All control functions on the Wadia 121 are operated via its remote. In fact, without the remote there’s little you can do with the 121 since it has no buttons, switches, or knobs on its front (or rear) panel. Only indicator LEDs and the headphone jack populate the faceplate of the 121. With no controls on the front panel, the unit is inoperable if you lose your remote. So, don’t lose your remote.
The Wadia 121 is a completely digital device with no analog inputs. It uses a 32-bit digital volume control, so all attenuation is also done in the digital domain. Every digital volume control will truncate bit-length (and musical data) if it is used at its very lowest settings. To reduce this effect the Wadia’s maximum output level can be adjusted from 4.0V down to 2.0V or even 1.0V, so that at normal listening levels the volume control can be set near its maximum level. On my desktop the 1V setting (using the balanced XLR outputs) was just right.
Since both analog outputs are active simultaneously, hooking up a subwoofer is as easy as connecting a pair of RCA cables between the 121 and the sub. If you require a second, independent line-level output, you can use the front-panel headphone jack. Like many DAC/preamps with headphone jacks on the front panel, when you plug in a headphone the line-level outputs on the back of the unit are muted. But the Wadia goes one better than most DAC/preamps because the 121 stores and remembers the separate volume settings for the headphone and line-level outputs. This prevents the dreaded “Honey, I just blew out my ears when I plugged in my earphones” syndrome.
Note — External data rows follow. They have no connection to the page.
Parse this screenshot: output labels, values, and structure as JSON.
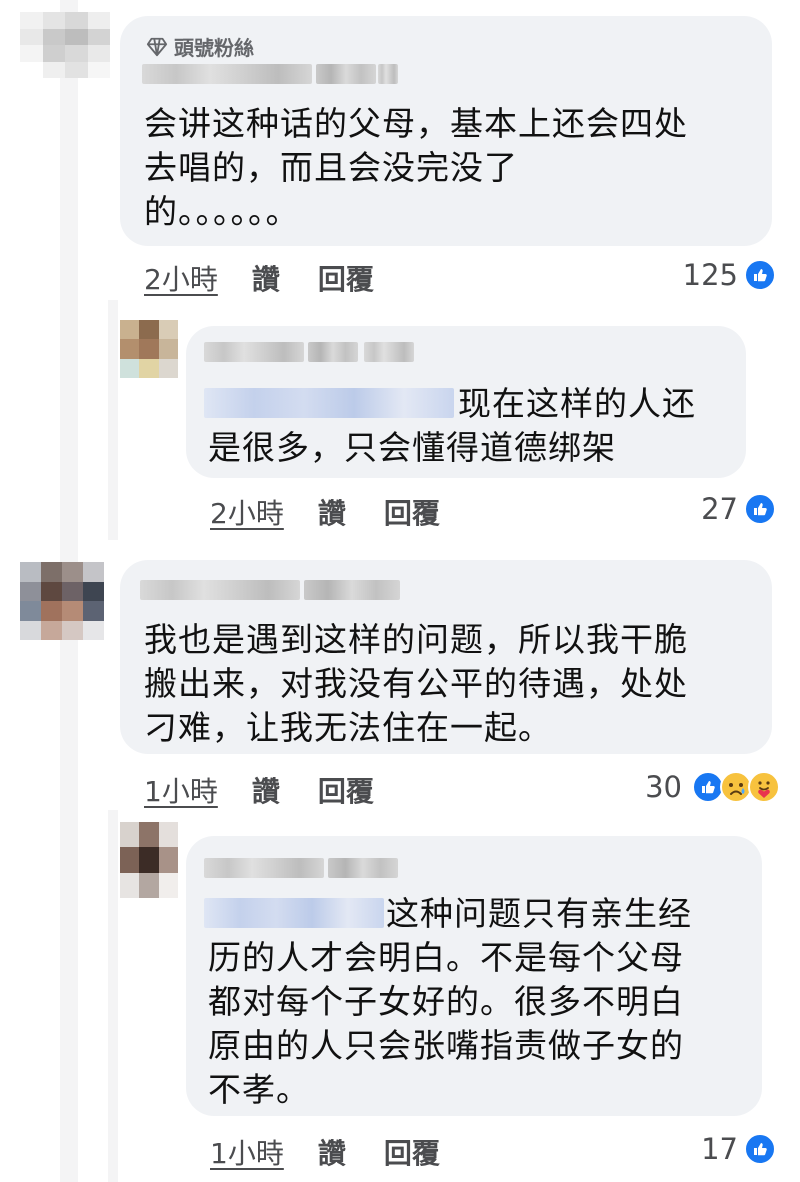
{
  "comments": [
    {
      "badge": "頭號粉絲",
      "text_lines": [
        "会讲这种话的父母，基本上还会四处",
        "去唱的，而且会没完没了",
        "的。。。。。。"
      ],
      "time": "2小時",
      "like_label": "讚",
      "reply_label": "回覆",
      "reaction_count": "125",
      "reactions": [
        "like-icon"
      ]
    },
    {
      "text_lines": [
        "现在这样的人还",
        "是很多，只会懂得道德绑架"
      ],
      "time": "2小時",
      "like_label": "讚",
      "reply_label": "回覆",
      "reaction_count": "27",
      "reactions": [
        "like-icon"
      ]
    },
    {
      "text_lines": [
        "我也是遇到这样的问题，所以我干脆",
        "搬出来，对我没有公平的待遇，处处",
        "刁难，让我无法住在一起。"
      ],
      "time": "1小時",
      "like_label": "讚",
      "reply_label": "回覆",
      "reaction_count": "30",
      "reactions": [
        "like-icon",
        "sad-icon",
        "care-icon"
      ]
    },
    {
      "text_lines": [
        "这种问题只有亲生经",
        "历的人才会明白。不是每个父母",
        "都对每个子女好的。很多不明白",
        "原由的人只会张嘴指责做子女的",
        "不孝。"
      ],
      "time": "1小時",
      "like_label": "讚",
      "reply_label": "回覆",
      "reaction_count": "17",
      "reactions": [
        "like-icon"
      ]
    }
  ],
  "colors": {
    "bubble": "#f0f2f5",
    "like_blue": "#1877f2",
    "meta_gray": "#4b4c4f",
    "emoji_yellow": "#f7c23e"
  }
}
The Wadia 121 supports up to 192/24 PCM files via its AES/EBU, S/PDIF, and USB inputs. For Mac users the USB input is plug and play, but for PC owners a new driver must be installed to support USB 2.0 capabilities. Whether Windows 8 will support USB 2.0 via built-in drivers is yet to be seen. On a Mac, if you open up the MIDI control panel you will see the Wadia 121 listed as “Wadia USB Audio 2.0.” Under “Clock Source” the control panel reads “Wadia Internal Clock.” This last bit of info corroborates the presence of Wadia’s internal asynchronous USB clocking. Combined with its proprietary “DigiMaster algorithm and filtering technology” Wadia claims “jitter-free playback” from all digital music sources.
In lieu of a detailed technical description of the 121, I asked Wadia’s John Schaffer a series of technical questions about the 121. You’ll find his detailed answers in a separate Q&A box.